The plot has Professor Zalamea, a Spanish scientist, sending Calculus (Felix Fernandez) a blue orange, a part of a research program into food that will be a key to ending world hunger. When the orange is stolen in Moulinsart, Calculus decides to go to meet the scientist, but soon after arriving he is kidnapped, so Tintin and Haddock are onto his rescue.
This second film is far less successful than the first one. The locations (in Southern Spain) are not as attractive as those of the first film, the plot is more silly than interesting, the direction less inspired. Even Tintin fans might be hard pressed to like this a lot. Rene Goscinny (of Asterix fame) was one of the writers. Herge is uncredited though he probably had some creative input.
The film started well, the bit with the real fake TV program set the tone and gave the blue orange a sort of "realistic" dimension contextualizing them with the issue of hunger in the world, but it doesn't take too long before you know you'll have to tone down your "quality" I order to enjoy it, and even then, there's not much to enjoy. It's a real pity that "Tintin and the Blue Oranges" never really hold up to the coolness of its intriguing title. The film was made three years after the first one but I can see why it didn't do better at the box-office, the first didn't benefit from an elaborate plot but it had a strong set-up and a strong bond between Tintin and Haddock. In "Orange", Talbot's performance is somewhat ruined by the overacting of Jean Bouise as Captain Haddock, a shame because the chemistry with George Wilson made the first film.

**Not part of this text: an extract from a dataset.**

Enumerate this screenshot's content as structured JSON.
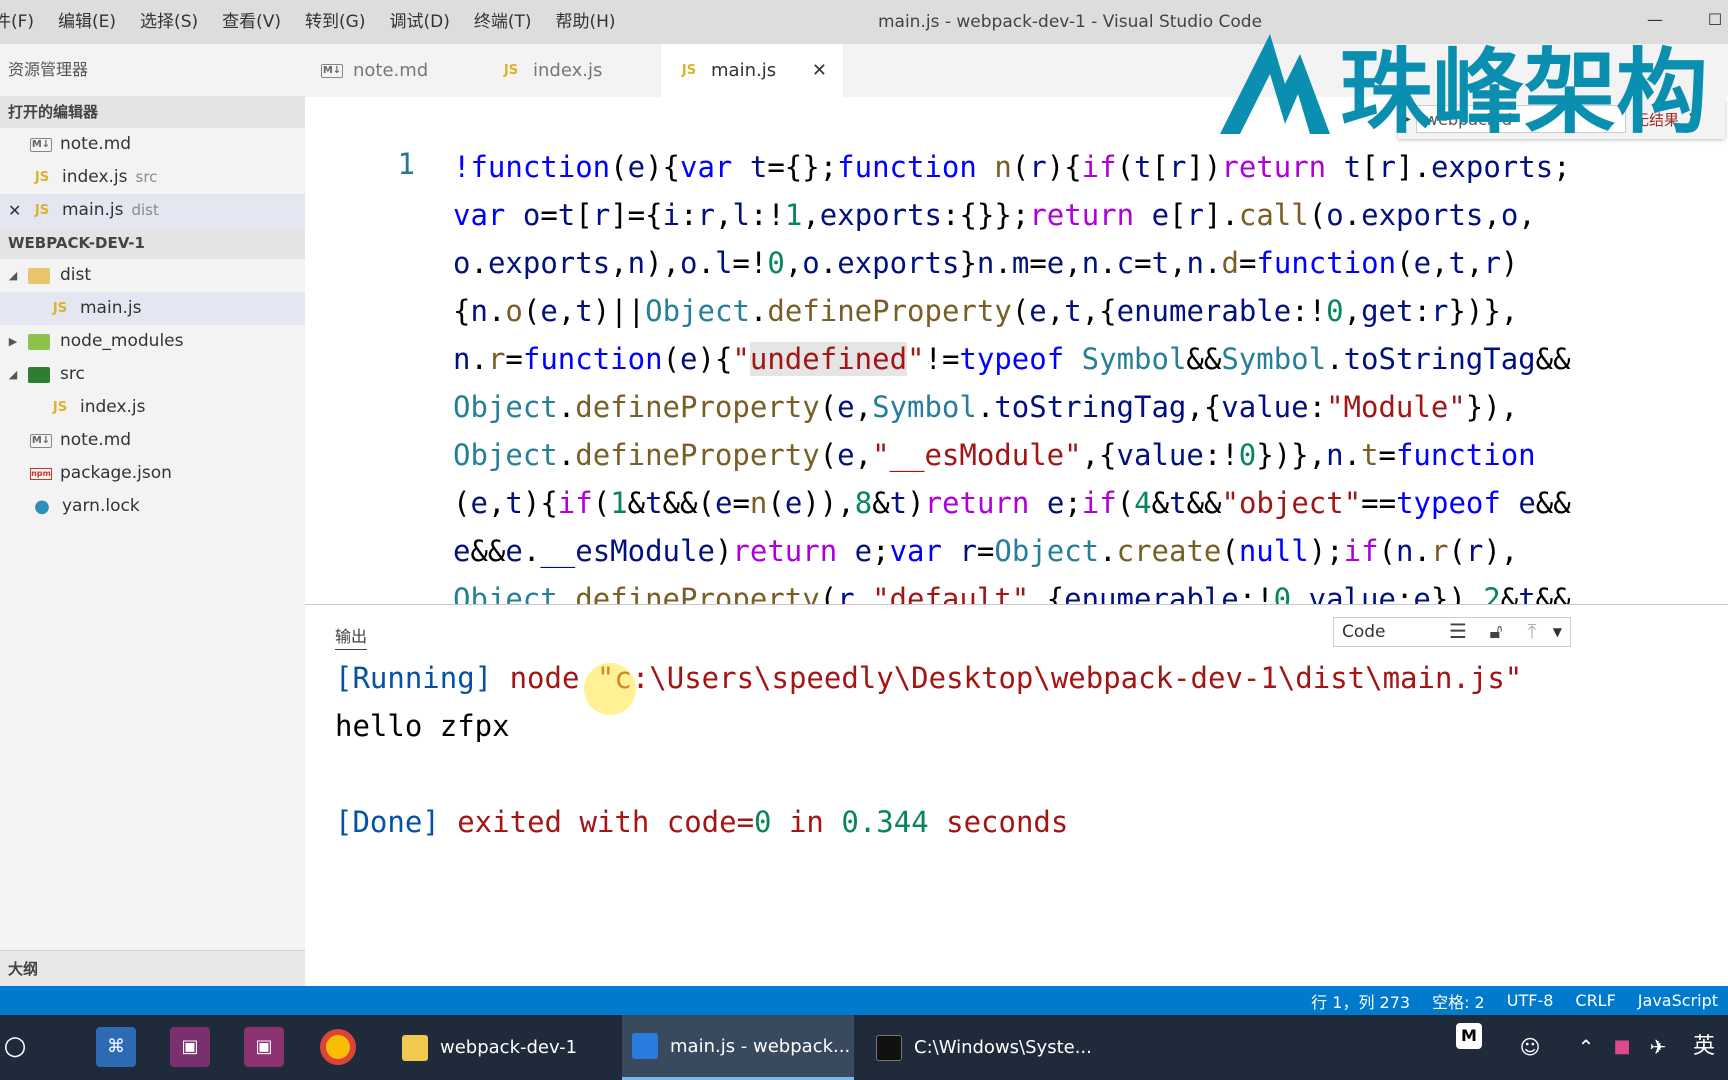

Jean Bouise is a good actor but while George Wilson's overacting was never at the expenses of the story, Bouise plays his Haddock as if he thought the captain was a previous commedia del arte actor, amplifying every syllabus, gesticulating for any reason, and using any moment as an excuse for some loud baritone tantrums. His performance could have worked if the film was meant as a comedy but not when the other actors play their roles seriously. Felix Fernandex is a fine copy of Cuthbert Calculus but Bouise makes Calculus more endurable. Again, this is less a comment on Bouise's talent as the man was notorious for playing dark and brooding characters but let's just say he didn't take the right angle.
But it's not as if the story deserved the best acting anyway, so maybe he's the one reason to watch the film after all. The film is a series of setups and comical premise that always fall flat, the Thompson gags are pretty lame even by the days' standards. And when a young Spanish kid meets Tintin and says "Tintin and Milou", you've got to wonder how come he knows them since the film is set in a universe where Tintin isn't a comic book character. There are a few interesting moments, the encounter with the Castafiore and the interactions between Professors Calculus and the Spanish professors provide a few interesting moments but the film doesn't even swim in the same waters than Golden Fleece.

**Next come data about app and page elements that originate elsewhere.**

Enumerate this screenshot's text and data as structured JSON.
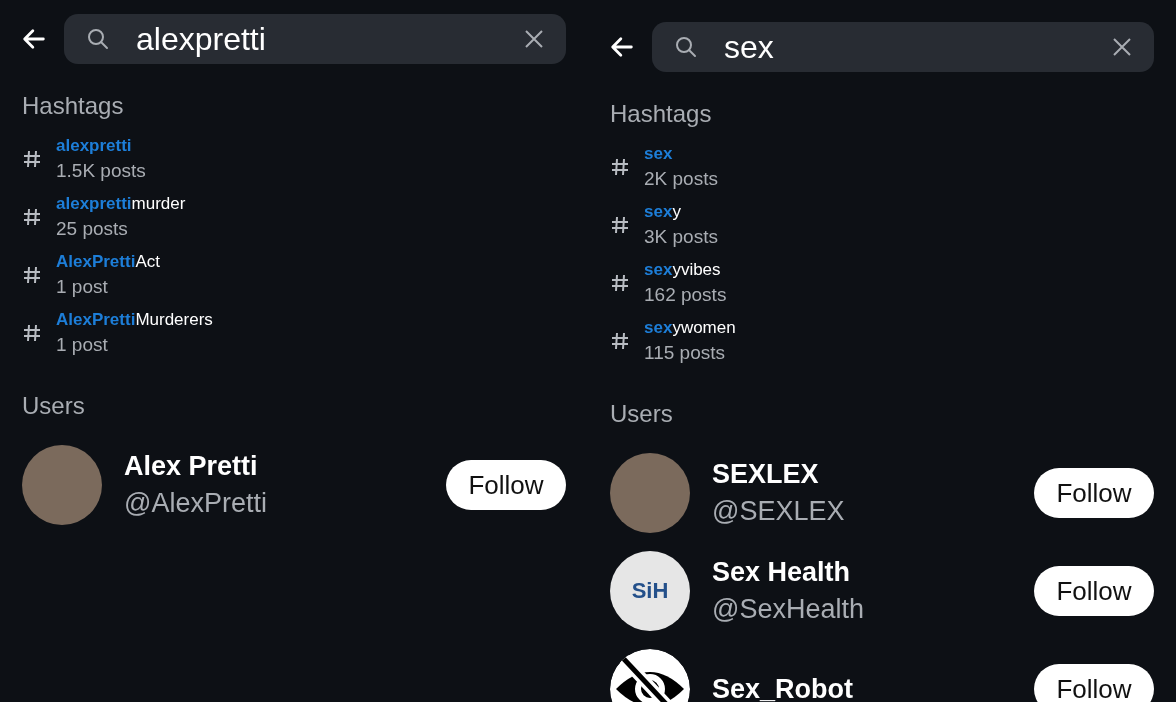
{
  "panels": [
    {
      "search": {
        "value": "alexpretti"
      },
      "hashtags_heading": "Hashtags",
      "hashtags": [
        {
          "match": "alexpretti",
          "count": "1.5K posts"
        },
        {
          "match": "alexpretti",
          "rest": "murder",
          "count": "25 posts"
        },
        {
          "match": "AlexPretti",
          "rest": "Act",
          "count": "1 post"
        },
        {
          "match": "AlexPretti",
          "rest": "Murderers",
          "count": "1 post"
        }
      ],
      "users_heading": "Users",
      "users": [
        {
          "name": "Alex Pretti",
          "handle": "@AlexPretti",
          "avatar": {
            "kind": "photo"
          },
          "button": "Follow"
        }
      ]
    },
    {
      "search": {
        "value": "sex"
      },
      "hashtags_heading": "Hashtags",
      "hashtags": [
        {
          "match": "sex",
          "count": "2K posts"
        },
        {
          "match": "sex",
          "rest": "y",
          "count": "3K posts"
        },
        {
          "match": "sex",
          "rest": "yvibes",
          "count": "162 posts"
        },
        {
          "match": "sex",
          "rest": "ywomen",
          "count": "115 posts"
        }
      ],
      "users_heading": "Users",
      "users": [
        {
          "name": "SEXLEX",
          "handle": "@SEXLEX",
          "avatar": {
            "kind": "photo"
          },
          "button": "Follow"
        },
        {
          "name": "Sex Health",
          "handle": "@SexHealth",
          "avatar": {
            "kind": "logo",
            "text": "SiH"
          },
          "button": "Follow"
        },
        {
          "name": "Sex_Robot",
          "avatar": {
            "kind": "hidden"
          },
          "button": "Follow"
        }
      ]
    }
  ]
}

Don't get me started on the climax, the whole plot leads to some evil emir and the intervention of a bunch of kids save the day and we're supposed to be laughing. I won't even mention the fact that being Moroccan, I could spot the accent of the guys who were supposed to be from the Arab Peninsula. Anyway, there's a sort of naivety in the film that could have been excusable if the plot wasn't so thin and if the first film was if the same caliber, but overall, comparing the two on the sole basis that they're live-action adaptation of Tintin would be unfair, these are apples and oranges, and not blue one.